> **Work instructions**: Would you copy all lines in the data that contain the word "name"?

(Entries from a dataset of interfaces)
◆ ◆ ◆ ◆ ◆

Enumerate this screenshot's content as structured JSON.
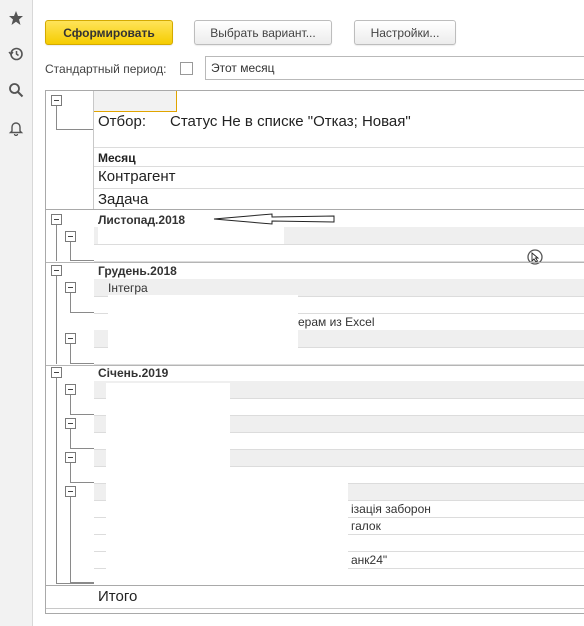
{
  "toolbar": {
    "generate": "Сформировать",
    "choose_variant": "Выбрать вариант...",
    "settings": "Настройки..."
  },
  "period": {
    "label": "Стандартный период:",
    "value": "Этот месяц"
  },
  "report": {
    "filter_label": "Отбор:",
    "filter_value": "Статус Не в списке \"Отказ; Новая\"",
    "grouping": [
      "Месяц",
      "Контрагент",
      "Задача"
    ],
    "months": [
      {
        "name": "Листопад.2018"
      },
      {
        "name": "Грудень.2018",
        "counterparty": "Інтегра",
        "task_fragment": "ерам из Excel"
      },
      {
        "name": "Січень.2019",
        "fragments": [
          "ізація заборон",
          "галок",
          "анк24\""
        ]
      }
    ],
    "total": "Итого"
  },
  "icons": [
    "star-icon",
    "history-icon",
    "search-icon",
    "bell-icon",
    "cursor-icon",
    "arrow-annotation"
  ]
}
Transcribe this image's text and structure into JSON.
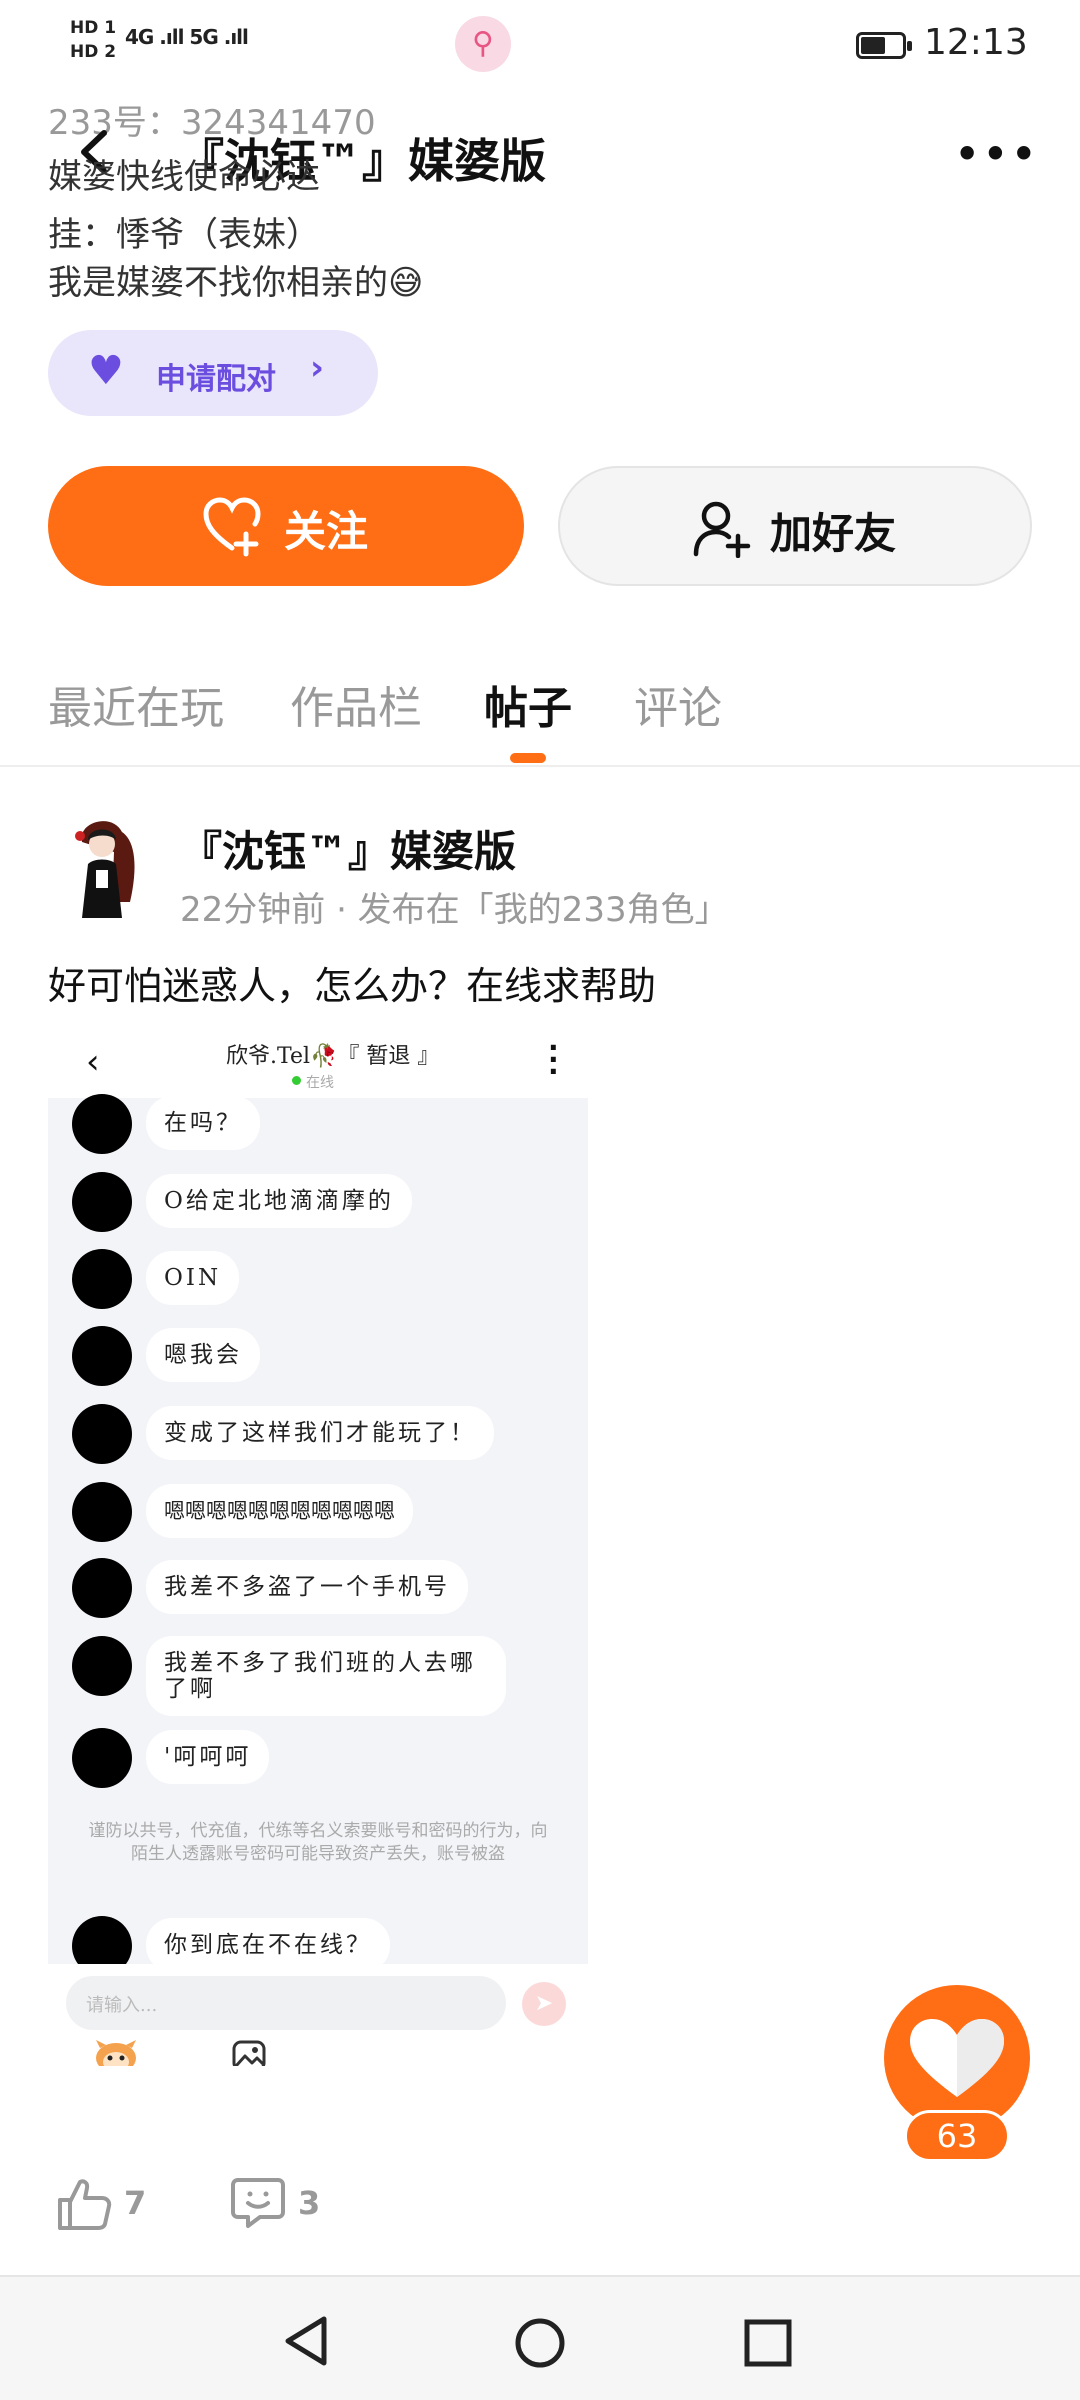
{
  "status_bar": {
    "sim1": "HD 1",
    "sim2": "HD 2",
    "signal": "4G .ıll 5G .ıll",
    "time": "12:13"
  },
  "header": {
    "ghost_id": "233号：324341470",
    "title": "『沈钰™』媒婆版",
    "more": "•••"
  },
  "bio": {
    "line1": "媒婆快线使命必达",
    "line2": "挂：悸爷（表妹）",
    "line3": "我是媒婆不找你相亲的😅"
  },
  "pair_button": {
    "label": "申请配对",
    "chevron": "›"
  },
  "follow_button": {
    "label": "关注"
  },
  "add_friend_button": {
    "label": "加好友"
  },
  "tabs": [
    {
      "label": "最近在玩"
    },
    {
      "label": "作品栏"
    },
    {
      "label": "帖子"
    },
    {
      "label": "评论"
    }
  ],
  "post": {
    "author": "『沈钰™』媒婆版",
    "meta": "22分钟前 · 发布在「我的233角色」",
    "text": "好可怕迷惑人，怎么办？在线求帮助",
    "likes": "7",
    "comments": "3"
  },
  "screenshot": {
    "title": "欣爷.Tel🥀『 暂退 』",
    "status": "在线",
    "messages": [
      "在吗？",
      "O给定北地滴滴摩的",
      "OIN",
      "嗯我会",
      "变成了这样我们才能玩了！",
      "嗯嗯嗯嗯嗯嗯嗯嗯嗯嗯嗯",
      "我差不多盗了一个手机号",
      "我差不多了我们班的人去哪了啊",
      "'呵呵呵"
    ],
    "warning": "谨防以共号，代充值，代练等名义索要账号和密码的行为，向陌生人透露账号密码可能导致资产丢失，账号被盗",
    "last_message": "你到底在不在线？",
    "input_placeholder": "请输入..."
  },
  "fab": {
    "count": "63"
  },
  "colors": {
    "accent": "#ff6e14",
    "pair": "#6b4ee0",
    "pair_bg": "#e9e5fb"
  }
}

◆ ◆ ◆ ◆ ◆

> **Response to this task**:
        "name": "Листопад.2018"
        "name": "Грудень.2018",
        "name": "Січень.2019",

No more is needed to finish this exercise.